> TASK GOAL: How many lines within the records include the word "Customer"? Only that number should be given.

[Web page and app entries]
[Start of Attachment]

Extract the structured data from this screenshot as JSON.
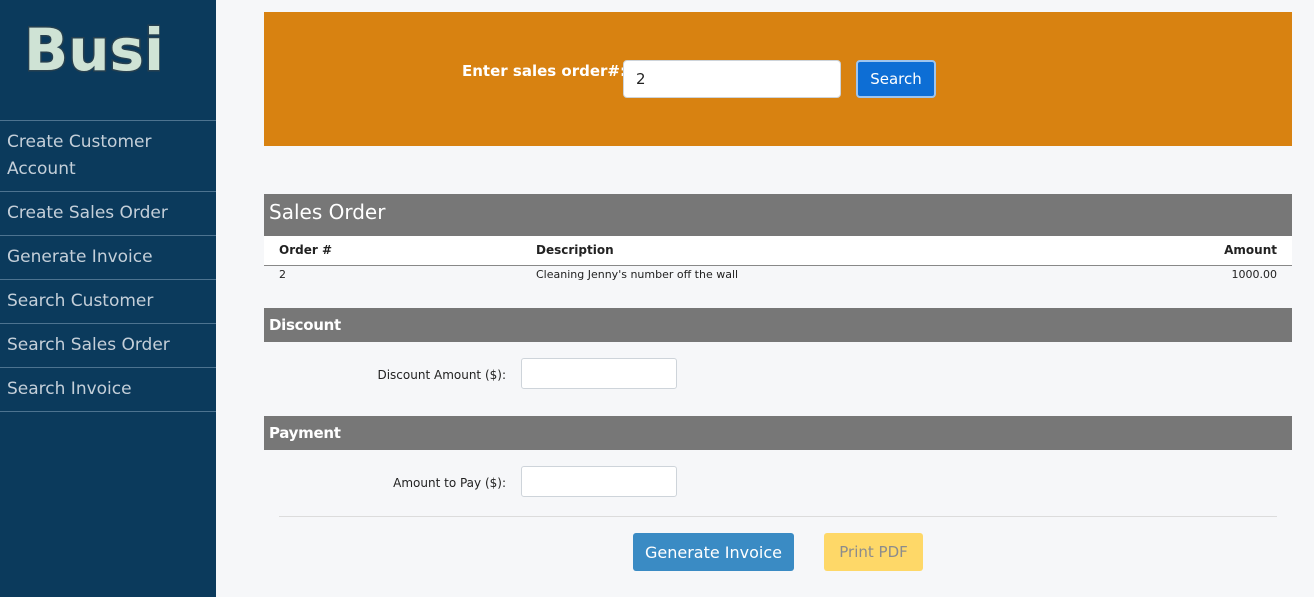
{
  "brand": {
    "logo_text": "Busi"
  },
  "sidebar": {
    "items": [
      {
        "label": "Create Customer Account"
      },
      {
        "label": "Create Sales Order"
      },
      {
        "label": "Generate Invoice"
      },
      {
        "label": "Search Customer"
      },
      {
        "label": "Search Sales Order"
      },
      {
        "label": "Search Invoice"
      }
    ]
  },
  "search": {
    "label": "Enter sales order#:",
    "value": "2",
    "button_label": "Search"
  },
  "sales_order": {
    "title": "Sales Order",
    "columns": [
      "Order #",
      "Description",
      "Amount"
    ],
    "rows": [
      {
        "order": "2",
        "description": "Cleaning Jenny's number off the wall",
        "amount": "1000.00"
      }
    ]
  },
  "discount": {
    "title": "Discount",
    "label": "Discount Amount ($):",
    "value": ""
  },
  "payment": {
    "title": "Payment",
    "label": "Amount to Pay ($):",
    "value": ""
  },
  "actions": {
    "generate_label": "Generate Invoice",
    "print_label": "Print PDF"
  },
  "colors": {
    "sidebar_bg": "#0b3a5c",
    "search_band": "#d88211",
    "section_header": "#777777",
    "primary_button": "#0d6ed5",
    "generate_button": "#3a8bc4",
    "print_button": "#fed868"
  }
}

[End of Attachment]

> RESULT OF THE TASK: 2